[Records for this exercise — start]

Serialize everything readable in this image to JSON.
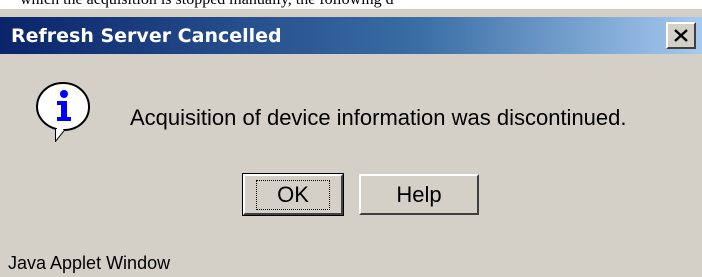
{
  "background_text": "which the acquisition is stopped manually, the following d",
  "dialog": {
    "title": "Refresh Server Cancelled",
    "message": "Acquisition of device information was discontinued.",
    "ok_label": "OK",
    "help_label": "Help",
    "footer": "Java Applet Window",
    "icon": "info-icon",
    "close_icon": "close-icon",
    "colors": {
      "title_bar_start": "#0a246a",
      "title_bar_end": "#a6caf0",
      "window_bg": "#d4d0c8",
      "icon_blue": "#0000ff"
    }
  }
}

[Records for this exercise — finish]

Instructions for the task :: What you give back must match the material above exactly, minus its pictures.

Task answer ::
Serialize everything readable in this image to JSON.
{
  "background_text": "which the acquisition is stopped manually, the following d",
  "dialog": {
    "title": "Refresh Server Cancelled",
    "message": "Acquisition of device information was discontinued.",
    "ok_label": "OK",
    "help_label": "Help",
    "footer": "Java Applet Window",
    "icon": "info-icon",
    "close_icon": "close-icon",
    "colors": {
      "title_bar_start": "#0a246a",
      "title_bar_end": "#a6caf0",
      "window_bg": "#d4d0c8",
      "icon_blue": "#0000ff"
    }
  }
}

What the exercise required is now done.